These provisions are virtually identical therefore they are all referred to below as
Community Charter section 193.1, and the comments regarding municipalities
apply to all of the bodies.
The bylaw authority does not relate to
circumstances in which interest may be charged, or to the interest
rates themselves, but rather to the “method of calculation” only.
“Method of calculation” is not defined, but is intended to mean the
compounding period and the calculation period. For instance, the
provincial government sets out its method of calculation of interest
payable on amounts due to government under the Taxation (Rural
Area) Act as “…calculated on a daily basis and compounded
monthly” (section 7 of the Taxation (Rural Area) Act Regulation).
Similarly, local government bylaws need to specify the
authority for the interest as well as the calculation period and the
compounding period (e.g., interest authorized under
section 234 of the Community Charter is calculated on a
daily basis and compounded semi-annually).
Municipal authority to establish the method of interest calculation
is only available where that calculation is not set by the
provincial government by way of legislation or regulation. For
example, section 415 of the Vancouver Charter provides that

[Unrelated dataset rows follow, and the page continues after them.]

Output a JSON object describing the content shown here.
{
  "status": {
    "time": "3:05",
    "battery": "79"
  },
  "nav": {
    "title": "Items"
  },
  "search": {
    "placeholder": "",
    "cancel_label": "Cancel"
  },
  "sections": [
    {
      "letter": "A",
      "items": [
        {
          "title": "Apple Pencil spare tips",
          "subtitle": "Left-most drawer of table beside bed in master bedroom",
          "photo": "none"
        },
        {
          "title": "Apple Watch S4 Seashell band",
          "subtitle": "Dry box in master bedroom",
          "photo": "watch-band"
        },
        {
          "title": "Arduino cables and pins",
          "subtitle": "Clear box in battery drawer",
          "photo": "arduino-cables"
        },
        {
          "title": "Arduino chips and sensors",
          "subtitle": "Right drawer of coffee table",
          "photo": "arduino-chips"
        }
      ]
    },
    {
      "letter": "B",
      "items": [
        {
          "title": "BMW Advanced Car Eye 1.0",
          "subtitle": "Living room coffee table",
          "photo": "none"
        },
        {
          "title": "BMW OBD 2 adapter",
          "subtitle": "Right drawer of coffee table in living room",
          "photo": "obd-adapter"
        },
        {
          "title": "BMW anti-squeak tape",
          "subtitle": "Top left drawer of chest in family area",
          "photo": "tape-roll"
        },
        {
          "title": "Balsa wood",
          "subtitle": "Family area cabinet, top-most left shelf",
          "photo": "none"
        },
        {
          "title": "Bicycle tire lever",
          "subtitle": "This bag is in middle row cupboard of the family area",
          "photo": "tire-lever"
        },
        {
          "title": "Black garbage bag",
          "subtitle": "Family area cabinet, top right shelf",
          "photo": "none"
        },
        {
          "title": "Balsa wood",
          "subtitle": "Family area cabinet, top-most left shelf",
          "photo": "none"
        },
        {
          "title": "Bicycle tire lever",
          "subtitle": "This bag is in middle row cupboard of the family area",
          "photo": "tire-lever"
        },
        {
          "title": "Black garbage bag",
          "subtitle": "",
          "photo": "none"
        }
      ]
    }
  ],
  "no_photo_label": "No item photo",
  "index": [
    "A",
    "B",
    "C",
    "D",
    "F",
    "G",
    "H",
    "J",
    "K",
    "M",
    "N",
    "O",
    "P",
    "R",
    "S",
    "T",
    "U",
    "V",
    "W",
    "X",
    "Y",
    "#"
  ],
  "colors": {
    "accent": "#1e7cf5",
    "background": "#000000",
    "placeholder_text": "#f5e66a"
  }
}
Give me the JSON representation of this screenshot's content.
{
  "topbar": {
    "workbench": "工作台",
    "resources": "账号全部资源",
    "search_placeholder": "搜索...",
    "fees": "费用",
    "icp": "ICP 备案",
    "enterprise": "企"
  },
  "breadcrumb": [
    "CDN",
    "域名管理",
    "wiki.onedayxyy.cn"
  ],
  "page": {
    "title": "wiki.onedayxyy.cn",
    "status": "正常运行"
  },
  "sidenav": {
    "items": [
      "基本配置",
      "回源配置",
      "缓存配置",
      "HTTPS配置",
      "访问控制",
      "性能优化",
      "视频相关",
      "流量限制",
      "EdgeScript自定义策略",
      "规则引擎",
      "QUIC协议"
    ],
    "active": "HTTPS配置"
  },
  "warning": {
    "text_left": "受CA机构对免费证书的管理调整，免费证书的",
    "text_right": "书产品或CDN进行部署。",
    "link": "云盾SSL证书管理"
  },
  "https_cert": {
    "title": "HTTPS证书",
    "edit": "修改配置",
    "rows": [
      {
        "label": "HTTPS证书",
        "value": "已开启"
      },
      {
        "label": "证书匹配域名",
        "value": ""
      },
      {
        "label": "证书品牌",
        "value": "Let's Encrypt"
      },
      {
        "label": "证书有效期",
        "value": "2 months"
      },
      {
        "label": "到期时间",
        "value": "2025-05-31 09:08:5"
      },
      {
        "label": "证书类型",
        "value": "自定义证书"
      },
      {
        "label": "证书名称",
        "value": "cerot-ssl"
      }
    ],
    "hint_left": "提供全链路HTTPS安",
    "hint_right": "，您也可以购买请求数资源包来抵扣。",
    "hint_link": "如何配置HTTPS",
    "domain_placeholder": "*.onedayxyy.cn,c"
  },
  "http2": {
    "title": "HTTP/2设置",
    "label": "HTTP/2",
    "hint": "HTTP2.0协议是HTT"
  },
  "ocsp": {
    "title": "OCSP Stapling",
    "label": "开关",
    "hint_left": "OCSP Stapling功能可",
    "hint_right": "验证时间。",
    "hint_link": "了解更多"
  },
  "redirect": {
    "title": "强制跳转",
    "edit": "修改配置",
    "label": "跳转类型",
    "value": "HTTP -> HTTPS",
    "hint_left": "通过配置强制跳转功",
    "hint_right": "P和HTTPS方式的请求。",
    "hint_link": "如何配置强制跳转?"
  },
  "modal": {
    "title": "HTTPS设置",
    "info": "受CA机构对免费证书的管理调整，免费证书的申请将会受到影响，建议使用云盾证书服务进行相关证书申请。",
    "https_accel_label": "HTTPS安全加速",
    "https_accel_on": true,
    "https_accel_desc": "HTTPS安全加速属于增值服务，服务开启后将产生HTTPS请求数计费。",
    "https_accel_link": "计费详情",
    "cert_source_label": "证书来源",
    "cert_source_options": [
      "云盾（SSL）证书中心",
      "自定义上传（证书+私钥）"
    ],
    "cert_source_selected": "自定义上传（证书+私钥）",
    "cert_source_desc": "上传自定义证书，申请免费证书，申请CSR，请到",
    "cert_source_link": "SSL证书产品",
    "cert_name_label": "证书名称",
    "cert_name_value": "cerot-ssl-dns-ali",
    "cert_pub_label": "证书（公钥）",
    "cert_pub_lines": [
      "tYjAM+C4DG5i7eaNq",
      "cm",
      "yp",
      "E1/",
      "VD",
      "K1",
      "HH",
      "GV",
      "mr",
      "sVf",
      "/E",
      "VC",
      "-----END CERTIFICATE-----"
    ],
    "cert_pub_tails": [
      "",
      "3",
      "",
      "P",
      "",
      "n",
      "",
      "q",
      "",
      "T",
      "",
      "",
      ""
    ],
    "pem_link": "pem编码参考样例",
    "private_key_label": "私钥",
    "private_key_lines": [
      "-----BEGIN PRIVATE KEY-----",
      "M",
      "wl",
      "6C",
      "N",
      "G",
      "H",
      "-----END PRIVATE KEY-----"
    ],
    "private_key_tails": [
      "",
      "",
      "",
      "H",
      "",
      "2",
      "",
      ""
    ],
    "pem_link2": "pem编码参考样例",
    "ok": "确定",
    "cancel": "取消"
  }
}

interest on delinquent taxes is to be compounded annually.
Therefore, the City of Vancouver would not have the power to change
this compounding by bylaw. Similarly, the Municipal Act Tax
Regulation prescribes the compounding period for interest on
refunds of overpayment of taxes to a municipality, so municipalities
would not be able to set out a different calculation method by bylaw.
What is Required
If the method of calculation is not otherwise specified in a provincial statute or regulation, and a
municipality intends to calculate interest in any manner other than simple interest, it must do so by
The authority applies both to the calculation of interest where interest is applied to money that is
owed to the municipality, and where interest is applied to money that the municipality owes to another party.
What to Consider
Whether the municipality has the same practice for all circumstances where interest is charged or
different practices or methods of calculation in relation to different interest charge circumstances
will be an important consideration. For example, a municipality may use a monthly compounding formula
for interest in relation to property taxes, but a semi-annual compounding formula for interest on
overdue fees. Similarly, it may have one practice with respect to money owed to the municipality and
a different practice for money that the municipality owes to another person.
Municipalities may want to review their current practice with a view to determining whether there are
inconsistencies and if these inconsistencies are appropriate and defensible. For instance, the municipality
may currently have a practice of compounding interest for some fees, but not for others.
How to Proceed
When developing the calculation bylaw, a municipality must decide whether to do one omnibus bylaw to
establish the method of calculation for all interest, or include a calculation provision in each bylaw
that imposes a tax, fee or charge, or that sets out the interest payable by the municipality on its debts.
The key elements of the interest calculation bylaw would likely be:
Please direct questions or comments to
Infrastructure and Finance Division.